++++ DATA TO EXAMINE

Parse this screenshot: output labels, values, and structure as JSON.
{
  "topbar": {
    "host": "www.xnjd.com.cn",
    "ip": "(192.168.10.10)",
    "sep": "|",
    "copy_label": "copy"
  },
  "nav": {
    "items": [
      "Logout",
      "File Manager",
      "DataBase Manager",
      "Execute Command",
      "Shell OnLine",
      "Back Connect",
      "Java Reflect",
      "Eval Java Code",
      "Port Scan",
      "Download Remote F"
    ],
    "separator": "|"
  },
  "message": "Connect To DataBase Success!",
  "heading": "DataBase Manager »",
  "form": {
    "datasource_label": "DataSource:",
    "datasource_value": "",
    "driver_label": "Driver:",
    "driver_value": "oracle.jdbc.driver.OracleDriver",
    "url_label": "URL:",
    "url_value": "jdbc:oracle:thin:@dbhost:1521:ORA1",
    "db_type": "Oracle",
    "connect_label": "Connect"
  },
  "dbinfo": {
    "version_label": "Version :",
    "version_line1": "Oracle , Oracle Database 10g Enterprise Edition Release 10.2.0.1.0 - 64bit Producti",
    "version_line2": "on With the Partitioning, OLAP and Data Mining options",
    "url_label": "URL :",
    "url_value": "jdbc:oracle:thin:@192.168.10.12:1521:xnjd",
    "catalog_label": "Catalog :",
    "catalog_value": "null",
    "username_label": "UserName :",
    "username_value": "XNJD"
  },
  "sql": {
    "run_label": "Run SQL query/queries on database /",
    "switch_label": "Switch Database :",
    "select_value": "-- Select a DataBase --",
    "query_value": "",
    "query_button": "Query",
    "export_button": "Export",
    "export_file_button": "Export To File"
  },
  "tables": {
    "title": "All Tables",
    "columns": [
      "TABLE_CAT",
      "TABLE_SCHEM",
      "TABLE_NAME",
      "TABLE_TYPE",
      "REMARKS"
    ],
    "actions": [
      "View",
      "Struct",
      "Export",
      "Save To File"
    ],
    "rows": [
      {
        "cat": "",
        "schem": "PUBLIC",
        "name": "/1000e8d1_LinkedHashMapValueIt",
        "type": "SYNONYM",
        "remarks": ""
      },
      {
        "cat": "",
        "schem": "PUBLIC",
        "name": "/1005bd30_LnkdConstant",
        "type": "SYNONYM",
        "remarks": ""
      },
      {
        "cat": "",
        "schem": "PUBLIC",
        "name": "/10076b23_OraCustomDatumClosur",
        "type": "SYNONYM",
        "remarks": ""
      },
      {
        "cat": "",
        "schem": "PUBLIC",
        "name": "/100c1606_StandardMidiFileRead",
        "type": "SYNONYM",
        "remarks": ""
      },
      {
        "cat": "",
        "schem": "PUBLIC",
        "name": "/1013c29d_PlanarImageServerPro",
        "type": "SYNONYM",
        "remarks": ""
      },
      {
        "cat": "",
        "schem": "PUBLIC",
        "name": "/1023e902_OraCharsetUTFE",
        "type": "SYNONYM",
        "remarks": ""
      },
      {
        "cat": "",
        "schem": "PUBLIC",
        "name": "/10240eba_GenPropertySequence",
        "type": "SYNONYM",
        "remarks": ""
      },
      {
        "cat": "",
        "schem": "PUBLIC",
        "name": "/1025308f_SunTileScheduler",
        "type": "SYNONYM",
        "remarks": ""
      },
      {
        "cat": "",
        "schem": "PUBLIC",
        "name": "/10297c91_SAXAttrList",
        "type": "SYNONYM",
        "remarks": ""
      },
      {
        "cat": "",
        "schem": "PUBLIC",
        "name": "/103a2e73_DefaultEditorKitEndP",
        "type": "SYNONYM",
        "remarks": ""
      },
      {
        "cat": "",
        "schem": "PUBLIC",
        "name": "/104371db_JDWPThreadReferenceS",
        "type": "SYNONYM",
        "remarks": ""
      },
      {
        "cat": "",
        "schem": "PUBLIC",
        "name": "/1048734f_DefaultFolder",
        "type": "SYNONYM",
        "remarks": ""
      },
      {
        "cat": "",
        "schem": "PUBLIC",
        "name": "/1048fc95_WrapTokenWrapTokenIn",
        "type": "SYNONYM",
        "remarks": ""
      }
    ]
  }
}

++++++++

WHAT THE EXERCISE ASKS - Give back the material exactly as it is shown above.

SOLUTION TO THE PROBLEM -
Parse this screenshot: output labels, values, and structure as JSON.
{
  "topbar": {
    "host": "www.xnjd.com.cn",
    "ip": "(192.168.10.10)",
    "sep": "|",
    "copy_label": "copy"
  },
  "nav": {
    "items": [
      "Logout",
      "File Manager",
      "DataBase Manager",
      "Execute Command",
      "Shell OnLine",
      "Back Connect",
      "Java Reflect",
      "Eval Java Code",
      "Port Scan",
      "Download Remote F"
    ],
    "separator": "|"
  },
  "message": "Connect To DataBase Success!",
  "heading": "DataBase Manager »",
  "form": {
    "datasource_label": "DataSource:",
    "datasource_value": "",
    "driver_label": "Driver:",
    "driver_value": "oracle.jdbc.driver.OracleDriver",
    "url_label": "URL:",
    "url_value": "jdbc:oracle:thin:@dbhost:1521:ORA1",
    "db_type": "Oracle",
    "connect_label": "Connect"
  },
  "dbinfo": {
    "version_label": "Version :",
    "version_line1": "Oracle , Oracle Database 10g Enterprise Edition Release 10.2.0.1.0 - 64bit Producti",
    "version_line2": "on With the Partitioning, OLAP and Data Mining options",
    "url_label": "URL :",
    "url_value": "jdbc:oracle:thin:@192.168.10.12:1521:xnjd",
    "catalog_label": "Catalog :",
    "catalog_value": "null",
    "username_label": "UserName :",
    "username_value": "XNJD"
  },
  "sql": {
    "run_label": "Run SQL query/queries on database /",
    "switch_label": "Switch Database :",
    "select_value": "-- Select a DataBase --",
    "query_value": "",
    "query_button": "Query",
    "export_button": "Export",
    "export_file_button": "Export To File"
  },
  "tables": {
    "title": "All Tables",
    "columns": [
      "TABLE_CAT",
      "TABLE_SCHEM",
      "TABLE_NAME",
      "TABLE_TYPE",
      "REMARKS"
    ],
    "actions": [
      "View",
      "Struct",
      "Export",
      "Save To File"
    ],
    "rows": [
      {
        "cat": "",
        "schem": "PUBLIC",
        "name": "/1000e8d1_LinkedHashMapValueIt",
        "type": "SYNONYM",
        "remarks": ""
      },
      {
        "cat": "",
        "schem": "PUBLIC",
        "name": "/1005bd30_LnkdConstant",
        "type": "SYNONYM",
        "remarks": ""
      },
      {
        "cat": "",
        "schem": "PUBLIC",
        "name": "/10076b23_OraCustomDatumClosur",
        "type": "SYNONYM",
        "remarks": ""
      },
      {
        "cat": "",
        "schem": "PUBLIC",
        "name": "/100c1606_StandardMidiFileRead",
        "type": "SYNONYM",
        "remarks": ""
      },
      {
        "cat": "",
        "schem": "PUBLIC",
        "name": "/1013c29d_PlanarImageServerPro",
        "type": "SYNONYM",
        "remarks": ""
      },
      {
        "cat": "",
        "schem": "PUBLIC",
        "name": "/1023e902_OraCharsetUTFE",
        "type": "SYNONYM",
        "remarks": ""
      },
      {
        "cat": "",
        "schem": "PUBLIC",
        "name": "/10240eba_GenPropertySequence",
        "type": "SYNONYM",
        "remarks": ""
      },
      {
        "cat": "",
        "schem": "PUBLIC",
        "name": "/1025308f_SunTileScheduler",
        "type": "SYNONYM",
        "remarks": ""
      },
      {
        "cat": "",
        "schem": "PUBLIC",
        "name": "/10297c91_SAXAttrList",
        "type": "SYNONYM",
        "remarks": ""
      },
      {
        "cat": "",
        "schem": "PUBLIC",
        "name": "/103a2e73_DefaultEditorKitEndP",
        "type": "SYNONYM",
        "remarks": ""
      },
      {
        "cat": "",
        "schem": "PUBLIC",
        "name": "/104371db_JDWPThreadReferenceS",
        "type": "SYNONYM",
        "remarks": ""
      },
      {
        "cat": "",
        "schem": "PUBLIC",
        "name": "/1048734f_DefaultFolder",
        "type": "SYNONYM",
        "remarks": ""
      },
      {
        "cat": "",
        "schem": "PUBLIC",
        "name": "/1048fc95_WrapTokenWrapTokenIn",
        "type": "SYNONYM",
        "remarks": ""
      }
    ]
  }
}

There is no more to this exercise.